London: England batsman Jonathan Trott, who had hit 184 and shared a world record eighth-wicket stand of 332 with Stuart Broad in the Lord"s Test against Pakistan, admits that he is shocked by all the spot-fixing scandal.
He also feels that England's overall achievement in the match and rest of the series should not be tarnished, whatever be the outcome of investigation.
Trott"s elation of scoring a century in Lord"s Test turned to desolation as news of the scandal broke out.
“It was a surreal weekend. Naturally, I was on an amazing high on Saturday night. But I was too tired to celebrate at all - not even a quick glass of champagne," The Sun quoted Trott, as saying.
“I just went back to my room and watched TV and played on my Xbox. Then, at around 10pm, I started to hear the rumours. So I was ringing around my teammates to find out what they had heard," he said.
“This was a Test match at the home of cricket, and the whole day was being overshadowed by these allegations and accusations.
“I remember when young Aamer had to come out and bat there were boos and jeers from some and a cold shoulder response from others. As for me, I was in turmoil. There were so many emotions going on - mixed emotions," Trott said.
“I was angry, I was in shock but I was also very sad. Sad for the game of cricket, sad for the England team who had worked so hard for this deserved victory. And, yes, sad for me and Broady after what we"d done," he said.

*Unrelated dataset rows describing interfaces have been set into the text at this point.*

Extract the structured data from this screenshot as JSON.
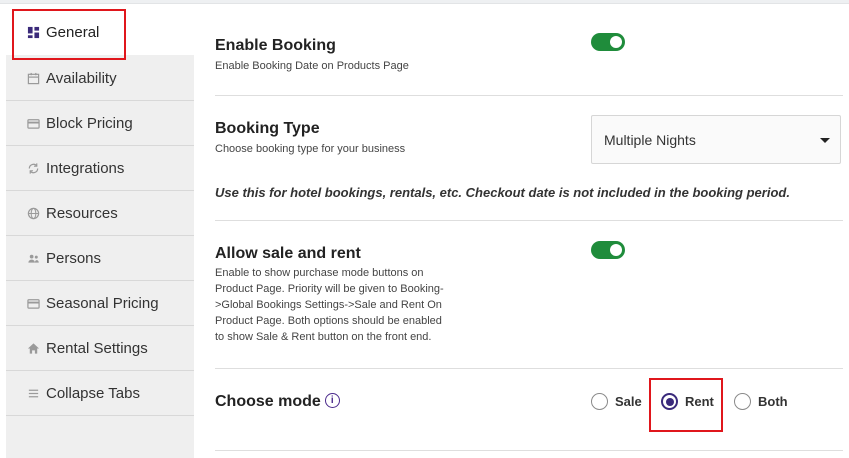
{
  "sidebar": {
    "items": [
      {
        "label": "General",
        "icon": "dashboard-icon"
      },
      {
        "label": "Availability",
        "icon": "calendar-icon"
      },
      {
        "label": "Block Pricing",
        "icon": "card-icon"
      },
      {
        "label": "Integrations",
        "icon": "sync-icon"
      },
      {
        "label": "Resources",
        "icon": "globe-icon"
      },
      {
        "label": "Persons",
        "icon": "people-icon"
      },
      {
        "label": "Seasonal Pricing",
        "icon": "card-icon"
      },
      {
        "label": "Rental Settings",
        "icon": "home-icon"
      },
      {
        "label": "Collapse Tabs",
        "icon": "menu-icon"
      }
    ],
    "active_index": 0
  },
  "settings": {
    "enable_booking": {
      "title": "Enable Booking",
      "desc": "Enable Booking Date on Products Page",
      "enabled": true
    },
    "booking_type": {
      "title": "Booking Type",
      "desc": "Choose booking type for your business",
      "value": "Multiple Nights",
      "note": "Use this for hotel bookings, rentals, etc. Checkout date is not included in the booking period."
    },
    "allow_sale_rent": {
      "title": "Allow sale and rent",
      "desc_lines": [
        "Enable to show purchase mode buttons on",
        "Product Page. Priority will be given to Booking-",
        ">Global Bookings Settings->Sale and Rent On",
        "Product Page. Both options should be enabled",
        "to show Sale & Rent button on the front end."
      ],
      "enabled": true
    },
    "choose_mode": {
      "title": "Choose mode",
      "info_glyph": "i",
      "options": [
        "Sale",
        "Rent",
        "Both"
      ],
      "selected": "Rent"
    }
  },
  "colors": {
    "toggle_on": "#1f8c3b",
    "radio_selected": "#3a2a7c",
    "highlight": "#e0161c",
    "sidebar_bg": "#efefef"
  }
}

“The experts were all saying what great bowlers these guys are and how difficult they were to handle. And they were right. So no one should ever decry what we did against them. Even if these allegations are proven, they should not be allowed to tarnish what we did at Lord"s," Trott said.
The Pakistan cricket team is in the midst of a betting scam, where fast bowlers Mohammed Aamir and Mohammed Asif are alleged to have bowled pre-arranged no-balls in the Lord"s Test against England.
A British tabloid named four Pakistani players and three others of being involved in a spot-fixing racket. It alleged that a Pakistani businessman Majeed had paid bribes to the players to bowl no-balls and wides in the series and in the Lords test.